Consult NI documentation; wire inputs accordingly.


Clock Source

Optional Start Signal

There is a Start checkbox and a selectable digital output line. If enabled, when the run starts the selected line goes from low to high and stays high until the run is stopped. This is always an option you can use to hardware-trigger other components in your experiment. (Whisper systems require this signal on line0). If this feature is enabled, that line cannot also be listed as a digital input (XD) line.


Shank Map

This describes two things for each (MN) channel:

  1. Where that channel's electrode is on the probe. The location is a set of three indices for the site's (shank, column, row), each zero-based.

  2. Whether the channel is "used": shown in displays and included in CAR.

The default shank map is a probe with 1 shank, 2 columns and a row count equal to MN/2 (neural channel count / [2 columns]).

The ability to manually edit the locations of sites is mainly useful when using third-party probes with the NI/Whisper recording system.

Channel Map

This lets you group/sort/order the channels in SpikeGLX graph windows. It has no effect on how binary data are stored.

Save Channels

You can save all of the channels being acquired by setting the list to any of:

You can save any arbitrary subset of channels using a printer-page-like list of individual channels and/or ranges, like: 1:3,5,100:127.

Examples of Sample Clock Configuration

{Clock, Muxing, Sample Rate} choices depend upon your hardware--

Case A: Internal Clock Source, No Multiplexing

In this simple case, there is no external sample clock. Rather, you can set the NI device to generate its own sample clock waveform. Note that an NI device can achieve a precise value only if it evenly divides the master clock rate. The master rate for a 6133 is 20 MHz which is divisible by 40000 but not by 30000, for example. Although generated internally, the clock source is also routed to an external terminal so you can share it with other hardware:
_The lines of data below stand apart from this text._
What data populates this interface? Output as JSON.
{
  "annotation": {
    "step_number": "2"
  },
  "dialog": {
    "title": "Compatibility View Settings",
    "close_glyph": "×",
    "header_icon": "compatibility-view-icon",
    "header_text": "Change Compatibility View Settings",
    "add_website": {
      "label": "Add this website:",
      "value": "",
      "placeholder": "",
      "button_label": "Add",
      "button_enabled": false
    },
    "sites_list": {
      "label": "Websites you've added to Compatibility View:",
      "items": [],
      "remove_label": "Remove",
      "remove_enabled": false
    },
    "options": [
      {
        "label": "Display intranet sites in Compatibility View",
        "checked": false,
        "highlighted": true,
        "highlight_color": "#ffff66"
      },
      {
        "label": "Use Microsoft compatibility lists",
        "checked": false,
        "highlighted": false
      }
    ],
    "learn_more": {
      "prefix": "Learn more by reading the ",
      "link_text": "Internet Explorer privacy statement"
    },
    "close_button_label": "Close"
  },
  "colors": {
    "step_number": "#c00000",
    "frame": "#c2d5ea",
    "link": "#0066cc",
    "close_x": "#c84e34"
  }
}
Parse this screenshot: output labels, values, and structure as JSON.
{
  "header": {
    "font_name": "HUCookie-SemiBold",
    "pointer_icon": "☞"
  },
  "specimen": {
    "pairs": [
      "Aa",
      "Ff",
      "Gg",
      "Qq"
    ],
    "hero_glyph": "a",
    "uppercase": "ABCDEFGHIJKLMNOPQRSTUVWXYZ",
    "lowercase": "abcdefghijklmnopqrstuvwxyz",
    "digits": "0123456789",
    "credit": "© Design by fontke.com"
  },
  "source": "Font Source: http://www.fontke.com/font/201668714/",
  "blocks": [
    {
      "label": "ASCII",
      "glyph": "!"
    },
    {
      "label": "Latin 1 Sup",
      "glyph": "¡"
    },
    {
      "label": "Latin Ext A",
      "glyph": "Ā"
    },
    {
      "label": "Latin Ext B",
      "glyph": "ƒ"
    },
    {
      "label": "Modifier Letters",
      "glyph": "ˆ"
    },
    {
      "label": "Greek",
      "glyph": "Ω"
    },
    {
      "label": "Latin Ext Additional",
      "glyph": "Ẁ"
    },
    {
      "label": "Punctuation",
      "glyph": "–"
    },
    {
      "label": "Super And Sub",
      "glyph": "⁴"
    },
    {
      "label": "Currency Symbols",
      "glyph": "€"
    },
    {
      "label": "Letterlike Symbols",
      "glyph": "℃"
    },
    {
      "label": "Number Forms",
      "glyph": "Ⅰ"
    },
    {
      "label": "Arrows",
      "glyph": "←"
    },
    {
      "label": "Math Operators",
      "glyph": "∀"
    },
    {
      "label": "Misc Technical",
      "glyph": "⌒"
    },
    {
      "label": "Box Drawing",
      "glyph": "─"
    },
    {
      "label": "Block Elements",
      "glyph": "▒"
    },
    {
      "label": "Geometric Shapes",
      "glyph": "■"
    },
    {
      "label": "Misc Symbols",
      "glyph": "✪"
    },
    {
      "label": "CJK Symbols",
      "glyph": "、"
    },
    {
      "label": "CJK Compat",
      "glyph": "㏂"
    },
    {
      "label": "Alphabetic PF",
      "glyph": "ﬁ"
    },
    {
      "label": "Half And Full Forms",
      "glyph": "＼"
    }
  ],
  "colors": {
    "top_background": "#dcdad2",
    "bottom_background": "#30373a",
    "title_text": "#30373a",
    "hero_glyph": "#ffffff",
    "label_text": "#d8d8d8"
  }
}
Case B: External Clock Source, No Multiplexing

In this case, the sample clock is being driven by some component in your setup, other than the primary NI device. Follow these steps:

Case C: Whisper Multiplexer

If you specify any MN or MA input channels, the dialog logic assumes you have a Whisper and automatically forces these settings:

You must manually set these:

Case D: Whisper with Second Device

Follow instructions for Whisper in Case C. In addition:

  1. In the secondary box, select a PFI terminal for the clock.
  2. Connect the "Sample Clock" output BNC from the Whisper to the selected PFI terminal on the NI breakout box for the secondary device.

Note that the BNC should be supplying the multiplexed clock rate: (nominal sample rate) X (muxing factor).